Using the records provided below, locate and copy each line that contains the word "JSON".

Recorded information Block Start

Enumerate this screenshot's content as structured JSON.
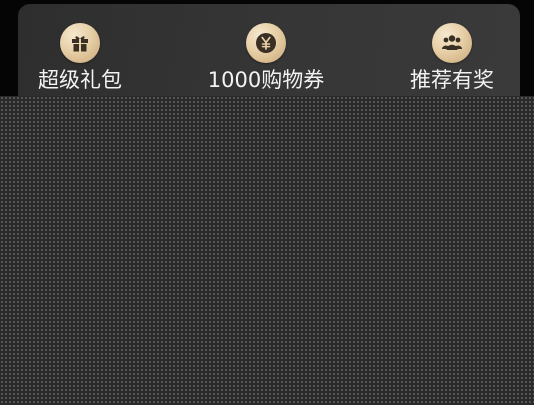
{
  "benefits": {
    "items": [
      {
        "icon": "gift-icon",
        "label": "超级礼包"
      },
      {
        "icon": "yen-coin-icon",
        "label": "1000购物券"
      },
      {
        "icon": "group-icon",
        "label": "推荐有奖"
      }
    ]
  },
  "colors": {
    "icon_gold": "#e7cfa6",
    "icon_glyph": "#3a2f25",
    "label_text": "#f3f3f3",
    "card_background": "#333333"
  }
}
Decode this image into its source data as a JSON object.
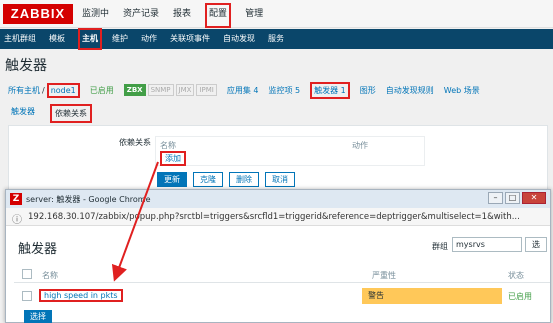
{
  "logo": "ZABBIX",
  "top_menu": [
    {
      "label": "监测中",
      "active": false
    },
    {
      "label": "资产记录",
      "active": false
    },
    {
      "label": "报表",
      "active": false
    },
    {
      "label": "配置",
      "active": true
    },
    {
      "label": "管理",
      "active": false
    }
  ],
  "sub_menu": [
    {
      "label": "主机群组",
      "active": false
    },
    {
      "label": "模板",
      "active": false
    },
    {
      "label": "主机",
      "active": true
    },
    {
      "label": "维护",
      "active": false
    },
    {
      "label": "动作",
      "active": false
    },
    {
      "label": "关联项事件",
      "active": false
    },
    {
      "label": "自动发现",
      "active": false
    },
    {
      "label": "服务",
      "active": false
    }
  ],
  "page_title": "触发器",
  "host_row": {
    "all_hosts": "所有主机",
    "separator": "/",
    "host": "node1",
    "enabled": "已启用",
    "tags": [
      "ZBX",
      "SNMP",
      "JMX",
      "IPMI"
    ],
    "links": [
      "应用集 4",
      "监控项 5",
      "触发器 1",
      "图形",
      "自动发现规则",
      "Web 场景"
    ]
  },
  "tabs": [
    "触发器",
    "依赖关系"
  ],
  "form": {
    "dep_label": "依赖关系",
    "col_name": "名称",
    "col_action": "动作",
    "add_link": "添加",
    "buttons": [
      "更新",
      "克隆",
      "删除",
      "取消"
    ]
  },
  "popup": {
    "window_title": "server: 触发器 - Google Chrome",
    "url": "192.168.30.107/zabbix/popup.php?srctbl=triggers&srcfld1=triggerid&reference=deptrigger&multiselect=1&with...",
    "heading": "触发器",
    "group_label": "群组",
    "group_value": "mysrvs",
    "select_button": "选",
    "columns": {
      "name": "名称",
      "severity": "严重性",
      "status": "状态"
    },
    "row": {
      "name": "high speed in pkts",
      "severity": "警告",
      "status": "已启用"
    },
    "choose_button": "选择"
  },
  "colors": {
    "brand_red": "#d40000",
    "nav_blue": "#0a466a",
    "link_blue": "#0275b8",
    "highlight_red": "#e02020",
    "warning_yellow": "#ffc859",
    "enabled_green": "#429e47"
  }
}
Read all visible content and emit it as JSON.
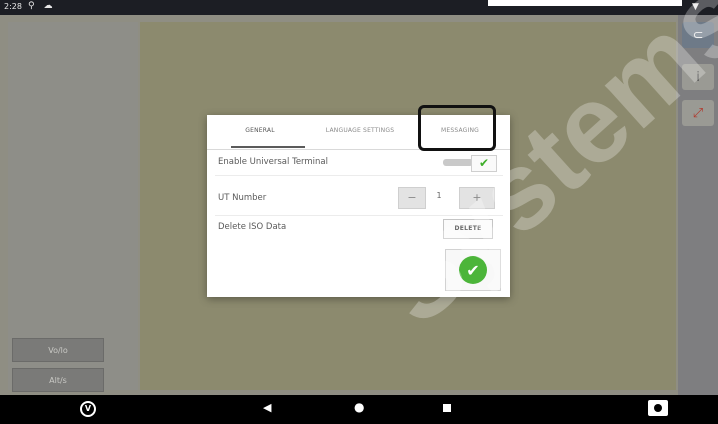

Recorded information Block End

Final answer
Enumerate this screenshot's content as structured JSON.
Decode this image into its source data as a JSON object.
Read all visible content and emit it as JSON.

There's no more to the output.